A Trial to Investigate the Impact of a Low Glycemic Index (GI) Diet on Body Mass Index and Obesity Related Cardiovascular and Hormonal Factors in Chinese Adolescents
|ClinicalTrials.gov Identifier: NCT01278563|
Recruitment Status : Unknown
Verified January 2011 by Chinese University of Hong Kong.
Recruitment status was: Not yet recruiting
First Posted : January 19, 2011
Last Update Posted : January 19, 2011
Epidemiological studies suggest a role for a low glycemic index (GI) diet in the management of obesity and associated metabolic risks including diabetes. However, evidence from long-term, randomized controlled trials exploring the relationship between low GI diet, weight reduction and glycemia, particularly in children and adolescents, is lacking. Modern food-processing technology has produced many food products with high GI which may contribute to the burgeoning epidemic of obesity worldwide. Since dietary habits are shaped in early life, adolescence is a critical period to educate our young people to acquire a healthy eating habit to prevent obesity.
The investigators hypothesized that, in Chinese adolescents, low GI diet results in greater reduction in body mass index and body fat percentage, enhanced insulin sensitivity and favorable changes of cardiometabolic risk factors compared to conventional diet after 12 months of intervention.
This study is a randomized controlled trial of a low GI (<55) versus conventional Chinese diet (GI>/=70) in adolescents (12-month intervention followed by a 6-month observational period) to study; 1) the changes in body mass index and obesity associated changes in cardiometabolic profile; 2) the underlying hormonal factors associated with these changes.
|Condition or disease||Intervention/treatment|
|Adolescence Obesity||Behavioral: Low glycemic index diet|
This is a 12-month randomized controlled dietary interventional trial followed by a 6-month observational period. The objectives of this study include:
- To study changes of body mass index, body fat percentage, insulin secretion, insulin resistance and obesity associated cardiometabolic factors;
- To explore underlying neurohormonal mechanisms associated with these changes in both short- and long-term.
|Study Type :||Interventional (Clinical Trial)|
|Estimated Enrollment :||280 participants|
|Intervention Model:||Parallel Assignment|
|Official Title:||A Randomized Controlled Trial to Investigate the Impact of a Low Glycemic Index (GI) Diet on Body Mass Index and Obesity Related Cardiovascular and Hormonal Factors in Chinese Adolescents|

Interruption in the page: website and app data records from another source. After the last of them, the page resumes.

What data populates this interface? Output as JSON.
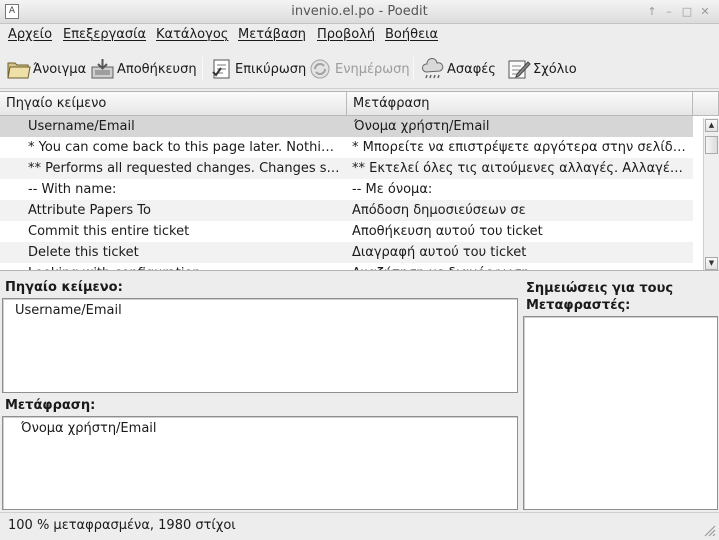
{
  "window": {
    "title": "invenio.el.po - Poedit"
  },
  "menu": [
    "Αρχείο",
    "Επεξεργασία",
    "Κατάλογος",
    "Μετάβαση",
    "Προβολή",
    "Βοήθεια"
  ],
  "toolbar": {
    "open": "Άνοιγμα",
    "save": "Αποθήκευση",
    "validate": "Επικύρωση",
    "update": "Ενημέρωση",
    "fuzzy": "Ασαφές",
    "comment": "Σχόλιο"
  },
  "columns": {
    "source": "Πηγαίο κείμενο",
    "translation": "Μετάφραση"
  },
  "rows": [
    {
      "source": "    Username/Email",
      "translation": "  Όνομα χρήστη/Email"
    },
    {
      "source": "   * You can come back to this page later. Nothing will be lost.",
      "translation": "* Μπορείτε να επιστρέψετε αργότερα στην σελίδα αυτή."
    },
    {
      "source": "   ** Performs all requested changes. Changes subject to review.",
      "translation": " ** Εκτελεί όλες τις αιτούμενες αλλαγές. Αλλαγές υπό έλεγχο."
    },
    {
      "source": "--  With name:",
      "translation": "-- Με όνομα:"
    },
    {
      "source": "Attribute Papers To",
      "translation": "Απόδοση δημοσιεύσεων σε"
    },
    {
      "source": "Commit this entire ticket",
      "translation": "Αποθήκευση αυτού του ticket"
    },
    {
      "source": "Delete this ticket",
      "translation": "Διαγραφή αυτού του ticket"
    },
    {
      "source": "Looking with configuration",
      "translation": "Αναζήτηση με διαμόρφωση"
    }
  ],
  "panels": {
    "source_label": "Πηγαίο κείμενο:",
    "source_text": "Username/Email",
    "translation_label": "Μετάφραση:",
    "translation_text": "Όνομα χρήστη/Email",
    "notes_label_line1": "Σημειώσεις για τους",
    "notes_label_line2": "Μεταφραστές:"
  },
  "status": {
    "text": "100 % μεταφρασμένα, 1980 στίχοι"
  }
}
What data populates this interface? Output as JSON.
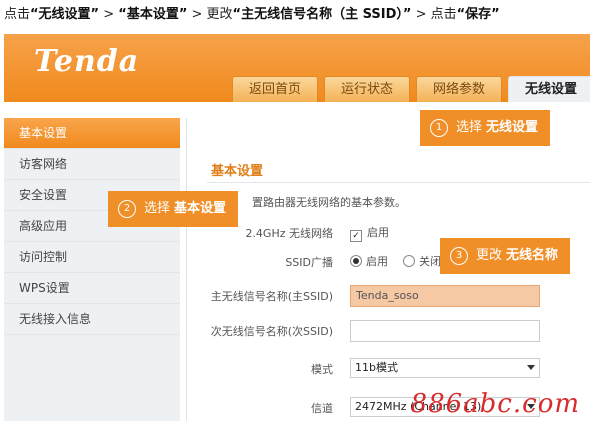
{
  "instruction": {
    "prefix": "点击",
    "step1": "“无线设置”",
    "sep1": " > ",
    "step2": "“基本设置”",
    "sep2": " > 更改",
    "step3": "“主无线信号名称（主 SSID）”",
    "sep3": " > 点击",
    "step4": "“保存”"
  },
  "brand": {
    "logo": "Tenda",
    "accent": "#f08a1d"
  },
  "tabs": [
    {
      "label": "返回首页"
    },
    {
      "label": "运行状态"
    },
    {
      "label": "网络参数"
    },
    {
      "label": "无线设置",
      "active": true
    }
  ],
  "sidebar": {
    "items": [
      {
        "label": "基本设置",
        "active": true
      },
      {
        "label": "访客网络"
      },
      {
        "label": "安全设置"
      },
      {
        "label": "高级应用"
      },
      {
        "label": "访问控制"
      },
      {
        "label": "WPS设置"
      },
      {
        "label": "无线接入信息"
      }
    ]
  },
  "content": {
    "section_title": "基本设置",
    "description": "置路由器无线网络的基本参数。",
    "wireless_label": "2.4GHz 无线网络",
    "wireless_enable": "启用",
    "ssid_broadcast_label": "SSID广播",
    "ssid_on": "启用",
    "ssid_off": "关闭",
    "primary_ssid_label": "主无线信号名称(主SSID)",
    "primary_ssid_value": "Tenda_soso",
    "secondary_ssid_label": "次无线信号名称(次SSID)",
    "secondary_ssid_value": "",
    "mode_label": "模式",
    "mode_value": "11b模式",
    "channel_label": "信道",
    "channel_value": "2472MHz (Channel 13)"
  },
  "callouts": {
    "c1": {
      "num": "1",
      "text": "选择",
      "bold": "无线设置"
    },
    "c2": {
      "num": "2",
      "text": "选择",
      "bold": "基本设置"
    },
    "c3": {
      "num": "3",
      "text": "更改",
      "bold": "无线名称"
    }
  },
  "watermark": "886abc.com"
}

|Study Start Date :||January 2011|
|Estimated Primary Completion Date :||December 2012|
|Estimated Study Completion Date :||June 2013|
Behavioral: Low glycemic index diet
- body mass index [ Time Frame: change from baseline to 12 months ]body mass index= body weight (kg) divided by square of body height (m2)
- other parameters of body composition [ Time Frame: change from baseline to 12 months ]
- waist circumference
- body fat percentage
Please refer to this study by its ClinicalTrials.gov identifier (NCT number): NCT01278563
|Contact: Alice PS Kong, FRCP||+852 2632 2211 ext email@example.com|
|Contact: Cherry KP Chiu, RN||+852 2632 2211 ext firstname.lastname@example.org|
|Clinical Trial Centre, The Chinese University of Hong Kong, Prince of Wales Hospital||Not yet recruiting|
|Shatin, Hong Kong, Hong Kong, Hong Kong|
|Contact: Alice PS Kong, FRCP +852 2632 2211 ext 1558 email@example.com|
|Contact: Cherry KP Chiu, RN +852 2632 2211 ext 1550 firstname.lastname@example.org|
|Principal Investigator: Alice PS Kong, FRCP|